(Collected data entries)
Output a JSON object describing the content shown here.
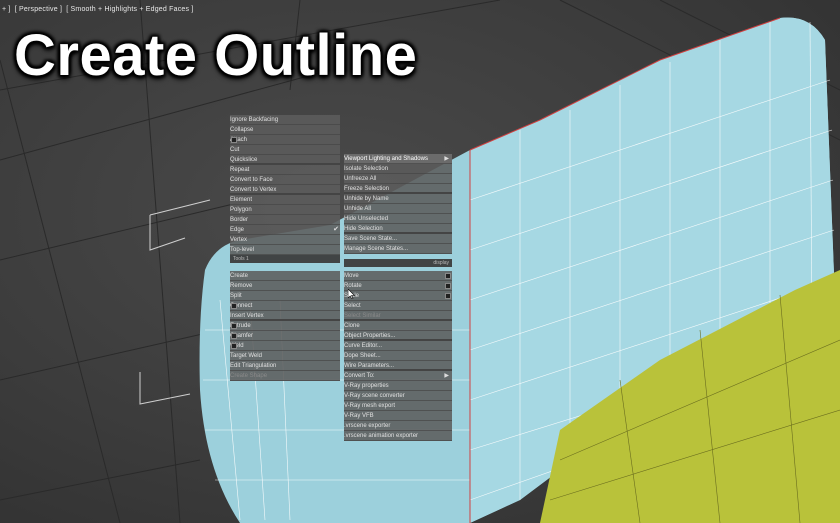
{
  "viewport": {
    "label": [
      "+ ]",
      "[ Perspective ]",
      "[ Smooth + Highlights + Edged Faces ]"
    ],
    "colors": {
      "mesh_face": "#9cd0dc",
      "wire": "#ffffff",
      "yellow_object": "#b9c23a",
      "menu_bg": "#5c5c5c"
    }
  },
  "title": "Create Outline",
  "quad_left_top": [
    {
      "label": "Ignore Backfacing",
      "box": false
    },
    {
      "label": "Collapse",
      "box": false
    },
    {
      "label": "Attach",
      "box": true
    },
    {
      "label": "Cut",
      "box": false
    },
    {
      "label": "Quickslice",
      "box": false,
      "sep": true
    },
    {
      "label": "Repeat",
      "box": false
    },
    {
      "label": "Convert to Face",
      "box": false
    },
    {
      "label": "Convert to Vertex",
      "box": false,
      "sep": true
    },
    {
      "label": "Element",
      "box": false
    },
    {
      "label": "Polygon",
      "box": false
    },
    {
      "label": "Border",
      "box": false
    },
    {
      "label": "Edge",
      "box": false,
      "check": true
    },
    {
      "label": "Vertex",
      "box": false
    },
    {
      "label": "Top-level",
      "box": false
    }
  ],
  "quad_left_bottom": [
    {
      "label": "Create",
      "box": false
    },
    {
      "label": "Remove",
      "box": false
    },
    {
      "label": "Split",
      "box": false
    },
    {
      "label": "Connect",
      "box": true
    },
    {
      "label": "Insert Vertex",
      "box": false,
      "sep": true
    },
    {
      "label": "Extrude",
      "box": true
    },
    {
      "label": "Chamfer",
      "box": true
    },
    {
      "label": "Weld",
      "box": true
    },
    {
      "label": "Target Weld",
      "box": false
    },
    {
      "label": "Edit Triangulation",
      "box": false
    },
    {
      "label": "Create Shape",
      "box": false,
      "dim": true
    }
  ],
  "quad_right_top": [
    {
      "label": "Viewport Lighting and Shadows",
      "arrow": true,
      "hl": true
    },
    {
      "label": "Isolate Selection"
    },
    {
      "label": "Unfreeze All"
    },
    {
      "label": "Freeze Selection",
      "sep": true
    },
    {
      "label": "Unhide by Name"
    },
    {
      "label": "Unhide All"
    },
    {
      "label": "Hide Unselected"
    },
    {
      "label": "Hide Selection",
      "sep": true
    },
    {
      "label": "Save Scene State..."
    },
    {
      "label": "Manage Scene States..."
    }
  ],
  "quad_right_bottom": [
    {
      "label": "Move",
      "box": true
    },
    {
      "label": "Rotate",
      "box": true
    },
    {
      "label": "Scale",
      "box": true
    },
    {
      "label": "Select"
    },
    {
      "label": "Select Similar",
      "dim": true,
      "sep": true
    },
    {
      "label": "Clone"
    },
    {
      "label": "Object Properties...",
      "sep": true
    },
    {
      "label": "Curve Editor..."
    },
    {
      "label": "Dope Sheet..."
    },
    {
      "label": "Wire Parameters...",
      "sep": true
    },
    {
      "label": "Convert To:",
      "arrow": true
    },
    {
      "label": "V-Ray properties"
    },
    {
      "label": "V-Ray scene converter"
    },
    {
      "label": "V-Ray mesh export"
    },
    {
      "label": "V-Ray VFB"
    },
    {
      "label": ".vrscene exporter"
    },
    {
      "label": ".vrscene animation exporter"
    }
  ],
  "quad_titles": {
    "left": "Tools 1",
    "right": "display"
  }
}
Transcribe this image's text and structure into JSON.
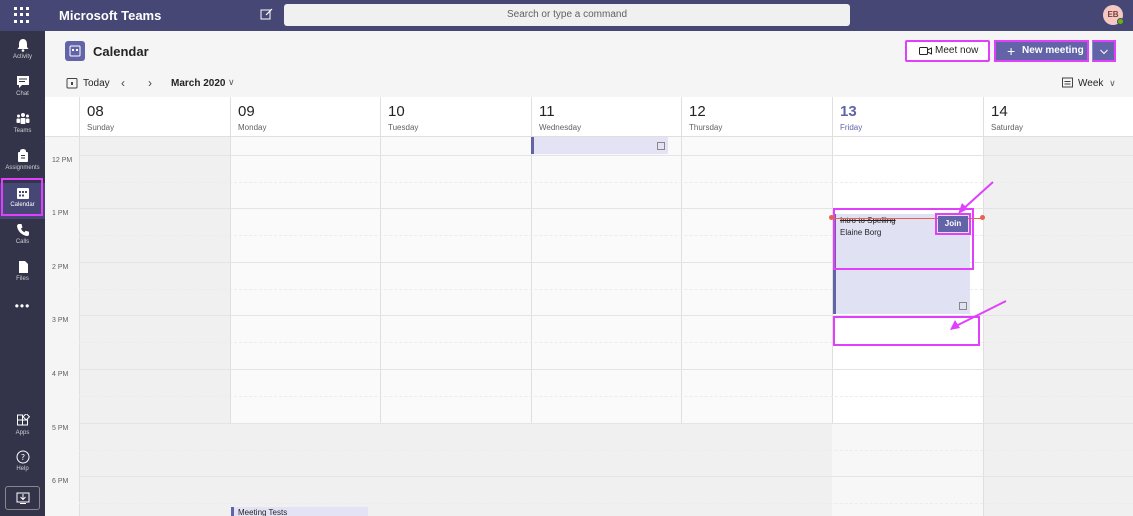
{
  "topbar": {
    "app_title": "Microsoft Teams",
    "search_placeholder": "Search or type a command",
    "avatar_initials": "EB"
  },
  "rail": {
    "items": [
      {
        "label": "Activity",
        "icon": "bell-icon"
      },
      {
        "label": "Chat",
        "icon": "chat-icon"
      },
      {
        "label": "Teams",
        "icon": "teams-icon"
      },
      {
        "label": "Assignments",
        "icon": "assignments-icon"
      },
      {
        "label": "Calendar",
        "icon": "calendar-icon",
        "active": true
      },
      {
        "label": "Calls",
        "icon": "phone-icon"
      },
      {
        "label": "Files",
        "icon": "file-icon"
      }
    ],
    "more": "•••",
    "bottom": [
      {
        "label": "Apps",
        "icon": "apps-icon"
      },
      {
        "label": "Help",
        "icon": "help-icon"
      }
    ]
  },
  "header": {
    "title": "Calendar",
    "meet_now": "Meet now",
    "new_meeting": "New meeting"
  },
  "toolbar": {
    "today": "Today",
    "month": "March 2020",
    "view": "Week"
  },
  "days": [
    {
      "num": "08",
      "name": "Sunday"
    },
    {
      "num": "09",
      "name": "Monday"
    },
    {
      "num": "10",
      "name": "Tuesday"
    },
    {
      "num": "11",
      "name": "Wednesday"
    },
    {
      "num": "12",
      "name": "Thursday"
    },
    {
      "num": "13",
      "name": "Friday",
      "today": true
    },
    {
      "num": "14",
      "name": "Saturday"
    }
  ],
  "times": [
    "12 PM",
    "1 PM",
    "2 PM",
    "3 PM",
    "4 PM",
    "5 PM",
    "6 PM"
  ],
  "events": {
    "friday_title": "Intro to Spelling",
    "friday_host": "Elaine Borg",
    "join": "Join",
    "monday_title": "Meeting Tests"
  },
  "colors": {
    "brand": "#6264a7",
    "topbar": "#464775",
    "rail": "#33344a",
    "highlight": "#e040fb",
    "now_line": "#e8624f"
  }
}
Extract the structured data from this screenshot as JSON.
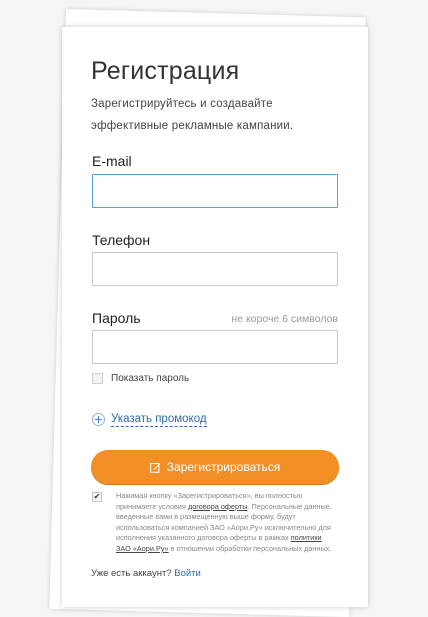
{
  "form": {
    "title": "Регистрация",
    "subtitle": "Зарегистрируйтесь и создавайте эффективные рекламные кампании.",
    "email_label": "E-mail",
    "email_value": "",
    "phone_label": "Телефон",
    "phone_value": "",
    "password_label": "Пароль",
    "password_hint": "не короче 6 символов",
    "password_value": "",
    "show_password_label": "Показать пароль",
    "show_password_checked": false,
    "promo_link": "Указать промокод",
    "submit_label": "Зарегистрироваться",
    "agree_checked": true,
    "agree_text_1": "Нажимая кнопку «Зарегистрироваться», вы полностью принимаете условия ",
    "agree_link_1": "договора оферты",
    "agree_text_2": ". Персональные данные, введенные вами в размещенную выше форму, будут использоваться компанией ЗАО «Аори.Ру» исключительно для исполнения указанного договора оферты в рамках ",
    "agree_link_2": "политики ЗАО «Аори.Ру»",
    "agree_text_3": " в отношении обработки персональных данных.",
    "account_question": "Уже есть аккаунт?",
    "login_link": "Войти"
  },
  "icons": {
    "promo": "plus-circle-icon",
    "submit": "edit-icon",
    "agree": "checkmark-icon"
  },
  "colors": {
    "accent": "#f28f26",
    "link": "#2f6aa8",
    "active_border": "#5aa0d6"
  }
}
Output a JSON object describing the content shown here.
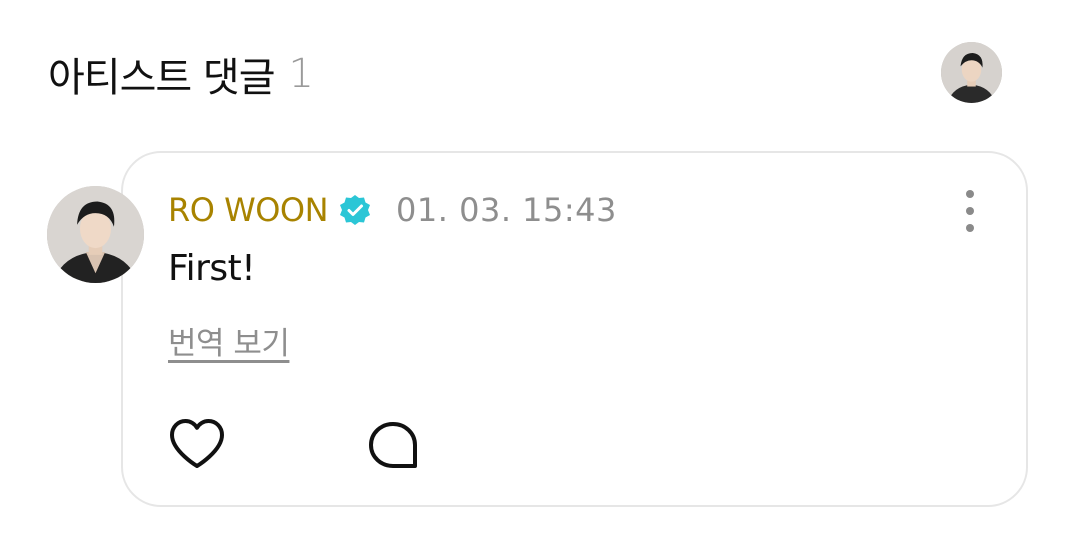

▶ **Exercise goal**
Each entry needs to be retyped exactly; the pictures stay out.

▶ **Solution for this problem**
Output a JSON object describing the content shown here.
{
  "viewport": {
    "label": [
      "+ ]",
      "[ Perspective ]",
      "[ Smooth + Highlights + Edged Faces ]"
    ],
    "colors": {
      "mesh_face": "#9cd0dc",
      "wire": "#ffffff",
      "yellow_object": "#b9c23a",
      "menu_bg": "#5c5c5c"
    }
  },
  "title": "Create Outline",
  "quad_left_top": [
    {
      "label": "Ignore Backfacing",
      "box": false
    },
    {
      "label": "Collapse",
      "box": false
    },
    {
      "label": "Attach",
      "box": true
    },
    {
      "label": "Cut",
      "box": false
    },
    {
      "label": "Quickslice",
      "box": false,
      "sep": true
    },
    {
      "label": "Repeat",
      "box": false
    },
    {
      "label": "Convert to Face",
      "box": false
    },
    {
      "label": "Convert to Vertex",
      "box": false,
      "sep": true
    },
    {
      "label": "Element",
      "box": false
    },
    {
      "label": "Polygon",
      "box": false
    },
    {
      "label": "Border",
      "box": false
    },
    {
      "label": "Edge",
      "box": false,
      "check": true
    },
    {
      "label": "Vertex",
      "box": false
    },
    {
      "label": "Top-level",
      "box": false
    }
  ],
  "quad_left_bottom": [
    {
      "label": "Create",
      "box": false
    },
    {
      "label": "Remove",
      "box": false
    },
    {
      "label": "Split",
      "box": false
    },
    {
      "label": "Connect",
      "box": true
    },
    {
      "label": "Insert Vertex",
      "box": false,
      "sep": true
    },
    {
      "label": "Extrude",
      "box": true
    },
    {
      "label": "Chamfer",
      "box": true
    },
    {
      "label": "Weld",
      "box": true
    },
    {
      "label": "Target Weld",
      "box": false
    },
    {
      "label": "Edit Triangulation",
      "box": false
    },
    {
      "label": "Create Shape",
      "box": false,
      "dim": true
    }
  ],
  "quad_right_top": [
    {
      "label": "Viewport Lighting and Shadows",
      "arrow": true,
      "hl": true
    },
    {
      "label": "Isolate Selection"
    },
    {
      "label": "Unfreeze All"
    },
    {
      "label": "Freeze Selection",
      "sep": true
    },
    {
      "label": "Unhide by Name"
    },
    {
      "label": "Unhide All"
    },
    {
      "label": "Hide Unselected"
    },
    {
      "label": "Hide Selection",
      "sep": true
    },
    {
      "label": "Save Scene State..."
    },
    {
      "label": "Manage Scene States..."
    }
  ],
  "quad_right_bottom": [
    {
      "label": "Move",
      "box": true
    },
    {
      "label": "Rotate",
      "box": true
    },
    {
      "label": "Scale",
      "box": true
    },
    {
      "label": "Select"
    },
    {
      "label": "Select Similar",
      "dim": true,
      "sep": true
    },
    {
      "label": "Clone"
    },
    {
      "label": "Object Properties...",
      "sep": true
    },
    {
      "label": "Curve Editor..."
    },
    {
      "label": "Dope Sheet..."
    },
    {
      "label": "Wire Parameters...",
      "sep": true
    },
    {
      "label": "Convert To:",
      "arrow": true
    },
    {
      "label": "V-Ray properties"
    },
    {
      "label": "V-Ray scene converter"
    },
    {
      "label": "V-Ray mesh export"
    },
    {
      "label": "V-Ray VFB"
    },
    {
      "label": ".vrscene exporter"
    },
    {
      "label": ".vrscene animation exporter"
    }
  ],
  "quad_titles": {
    "left": "Tools 1",
    "right": "display"
  }
}
Transcribe this image's text and structure into JSON.
{
  "topbar": {
    "app_title": "Microsoft Teams",
    "search_placeholder": "Search or type a command",
    "avatar_initials": "EB"
  },
  "rail": {
    "items": [
      {
        "label": "Activity",
        "icon": "bell-icon"
      },
      {
        "label": "Chat",
        "icon": "chat-icon"
      },
      {
        "label": "Teams",
        "icon": "teams-icon"
      },
      {
        "label": "Assignments",
        "icon": "assignments-icon"
      },
      {
        "label": "Calendar",
        "icon": "calendar-icon",
        "active": true
      },
      {
        "label": "Calls",
        "icon": "phone-icon"
      },
      {
        "label": "Files",
        "icon": "file-icon"
      }
    ],
    "more": "•••",
    "bottom": [
      {
        "label": "Apps",
        "icon": "apps-icon"
      },
      {
        "label": "Help",
        "icon": "help-icon"
      }
    ]
  },
  "header": {
    "title": "Calendar",
    "meet_now": "Meet now",
    "new_meeting": "New meeting"
  },
  "toolbar": {
    "today": "Today",
    "month": "March 2020",
    "view": "Week"
  },
  "days": [
    {
      "num": "08",
      "name": "Sunday"
    },
    {
      "num": "09",
      "name": "Monday"
    },
    {
      "num": "10",
      "name": "Tuesday"
    },
    {
      "num": "11",
      "name": "Wednesday"
    },
    {
      "num": "12",
      "name": "Thursday"
    },
    {
      "num": "13",
      "name": "Friday",
      "today": true
    },
    {
      "num": "14",
      "name": "Saturday"
    }
  ],
  "times": [
    "12 PM",
    "1 PM",
    "2 PM",
    "3 PM",
    "4 PM",
    "5 PM",
    "6 PM"
  ],
  "events": {
    "friday_title": "Intro to Spelling",
    "friday_host": "Elaine Borg",
    "join": "Join",
    "monday_title": "Meeting Tests"
  },
  "colors": {
    "brand": "#6264a7",
    "topbar": "#464775",
    "rail": "#33344a",
    "highlight": "#e040fb",
    "now_line": "#e8624f"
  }
}
Extract the structured data from this screenshot as JSON.
{
  "form": {
    "title": "Регистрация",
    "subtitle": "Зарегистрируйтесь и создавайте эффективные рекламные кампании.",
    "email_label": "E-mail",
    "email_value": "",
    "phone_label": "Телефон",
    "phone_value": "",
    "password_label": "Пароль",
    "password_hint": "не короче 6 символов",
    "password_value": "",
    "show_password_label": "Показать пароль",
    "show_password_checked": false,
    "promo_link": "Указать промокод",
    "submit_label": "Зарегистрироваться",
    "agree_checked": true,
    "agree_text_1": "Нажимая кнопку «Зарегистрироваться», вы полностью принимаете условия ",
    "agree_link_1": "договора оферты",
    "agree_text_2": ". Персональные данные, введенные вами в размещенную выше форму, будут использоваться компанией ЗАО «Аори.Ру» исключительно для исполнения указанного договора оферты в рамках ",
    "agree_link_2": "политики ЗАО «Аори.Ру»",
    "agree_text_3": " в отношении обработки персональных данных.",
    "account_question": "Уже есть аккаунт?",
    "login_link": "Войти"
  },
  "icons": {
    "promo": "plus-circle-icon",
    "submit": "edit-icon",
    "agree": "checkmark-icon"
  },
  "colors": {
    "accent": "#f28f26",
    "link": "#2f6aa8",
    "active_border": "#5aa0d6"
  }
}
Output a JSON object describing the content shown here.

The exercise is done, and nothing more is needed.